● **TASK OBJECTIVE**: Search the entries for lines with the string "Explorer" and say how many there are, giving only the number.

★ ★ ★ ★ ★ ★ ★

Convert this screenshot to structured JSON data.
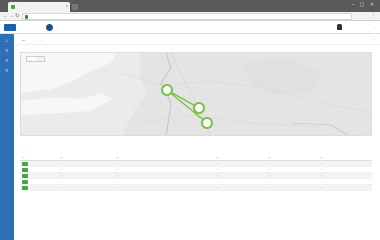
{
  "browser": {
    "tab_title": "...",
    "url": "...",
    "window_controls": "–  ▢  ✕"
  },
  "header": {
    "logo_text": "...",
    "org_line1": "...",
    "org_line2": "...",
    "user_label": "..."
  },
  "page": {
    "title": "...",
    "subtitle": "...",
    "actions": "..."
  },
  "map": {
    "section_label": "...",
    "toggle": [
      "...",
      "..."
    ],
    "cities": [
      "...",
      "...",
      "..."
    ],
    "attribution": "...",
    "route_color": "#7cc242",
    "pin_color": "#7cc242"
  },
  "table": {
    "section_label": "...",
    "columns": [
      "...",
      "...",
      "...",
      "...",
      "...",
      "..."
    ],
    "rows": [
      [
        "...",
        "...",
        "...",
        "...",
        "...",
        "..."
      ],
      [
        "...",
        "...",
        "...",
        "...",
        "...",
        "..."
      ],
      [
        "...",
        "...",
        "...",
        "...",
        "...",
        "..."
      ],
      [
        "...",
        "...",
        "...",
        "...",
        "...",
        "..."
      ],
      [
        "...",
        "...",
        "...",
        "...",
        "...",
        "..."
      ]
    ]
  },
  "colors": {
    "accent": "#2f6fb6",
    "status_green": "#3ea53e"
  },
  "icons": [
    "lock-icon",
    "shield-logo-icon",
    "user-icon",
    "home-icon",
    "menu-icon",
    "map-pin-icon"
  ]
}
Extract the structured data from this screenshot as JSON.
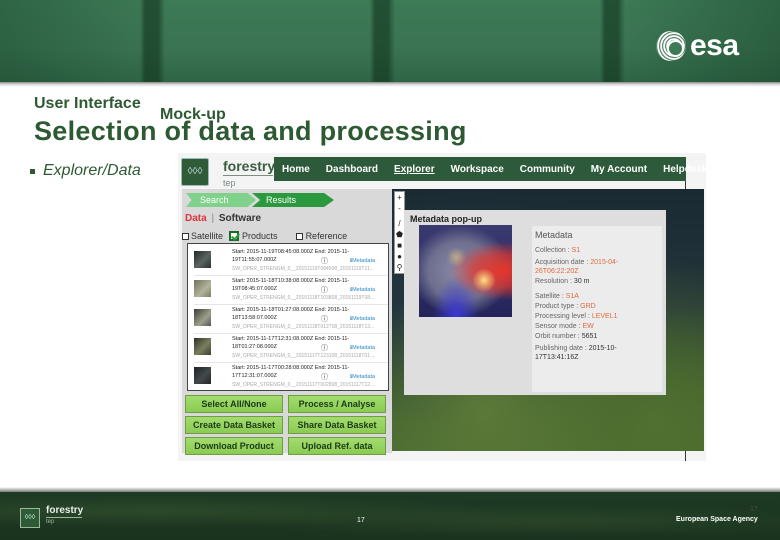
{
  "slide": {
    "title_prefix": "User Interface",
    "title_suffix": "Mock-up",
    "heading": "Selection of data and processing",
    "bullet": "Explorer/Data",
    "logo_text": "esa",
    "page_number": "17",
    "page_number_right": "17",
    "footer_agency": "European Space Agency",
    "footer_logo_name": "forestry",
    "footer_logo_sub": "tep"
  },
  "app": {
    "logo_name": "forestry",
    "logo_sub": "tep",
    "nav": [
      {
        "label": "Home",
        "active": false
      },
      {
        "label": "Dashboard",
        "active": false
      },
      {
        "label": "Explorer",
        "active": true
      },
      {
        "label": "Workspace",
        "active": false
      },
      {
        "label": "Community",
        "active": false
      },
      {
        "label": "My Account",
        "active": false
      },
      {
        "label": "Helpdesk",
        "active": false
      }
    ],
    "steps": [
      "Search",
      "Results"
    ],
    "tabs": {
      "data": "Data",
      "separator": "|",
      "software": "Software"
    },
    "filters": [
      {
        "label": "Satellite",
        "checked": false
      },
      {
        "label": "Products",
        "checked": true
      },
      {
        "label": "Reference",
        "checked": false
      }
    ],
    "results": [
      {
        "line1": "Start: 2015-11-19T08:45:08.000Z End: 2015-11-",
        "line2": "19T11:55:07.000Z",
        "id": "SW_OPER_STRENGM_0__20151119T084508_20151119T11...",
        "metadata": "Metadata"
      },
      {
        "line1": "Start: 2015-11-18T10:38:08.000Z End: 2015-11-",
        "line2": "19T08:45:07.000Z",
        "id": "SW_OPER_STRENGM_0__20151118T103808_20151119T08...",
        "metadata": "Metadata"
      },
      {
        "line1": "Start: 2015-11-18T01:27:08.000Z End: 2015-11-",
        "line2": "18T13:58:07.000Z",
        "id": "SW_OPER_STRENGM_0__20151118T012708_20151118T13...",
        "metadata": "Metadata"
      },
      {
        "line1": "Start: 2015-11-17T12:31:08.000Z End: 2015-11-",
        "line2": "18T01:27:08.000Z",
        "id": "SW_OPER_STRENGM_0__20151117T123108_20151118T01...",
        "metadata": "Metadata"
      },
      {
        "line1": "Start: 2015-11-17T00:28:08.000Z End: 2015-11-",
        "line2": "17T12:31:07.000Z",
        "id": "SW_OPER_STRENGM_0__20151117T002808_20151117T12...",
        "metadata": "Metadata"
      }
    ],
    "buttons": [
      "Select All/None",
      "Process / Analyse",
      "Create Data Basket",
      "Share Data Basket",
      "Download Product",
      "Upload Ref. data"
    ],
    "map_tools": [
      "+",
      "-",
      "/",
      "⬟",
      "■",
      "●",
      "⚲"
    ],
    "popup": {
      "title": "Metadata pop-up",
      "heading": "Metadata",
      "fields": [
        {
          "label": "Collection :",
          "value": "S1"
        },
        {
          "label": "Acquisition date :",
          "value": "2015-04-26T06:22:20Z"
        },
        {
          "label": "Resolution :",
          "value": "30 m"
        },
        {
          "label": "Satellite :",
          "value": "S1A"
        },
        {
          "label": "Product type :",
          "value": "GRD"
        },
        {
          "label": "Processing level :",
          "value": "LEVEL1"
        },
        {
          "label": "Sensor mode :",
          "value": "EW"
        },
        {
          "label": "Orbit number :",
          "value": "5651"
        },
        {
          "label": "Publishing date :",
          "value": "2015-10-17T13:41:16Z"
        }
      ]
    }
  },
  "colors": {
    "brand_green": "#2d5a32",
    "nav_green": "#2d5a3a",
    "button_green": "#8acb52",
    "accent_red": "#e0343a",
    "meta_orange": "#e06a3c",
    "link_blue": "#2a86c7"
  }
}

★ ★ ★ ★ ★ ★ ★

● **ANSWER BOX**: 2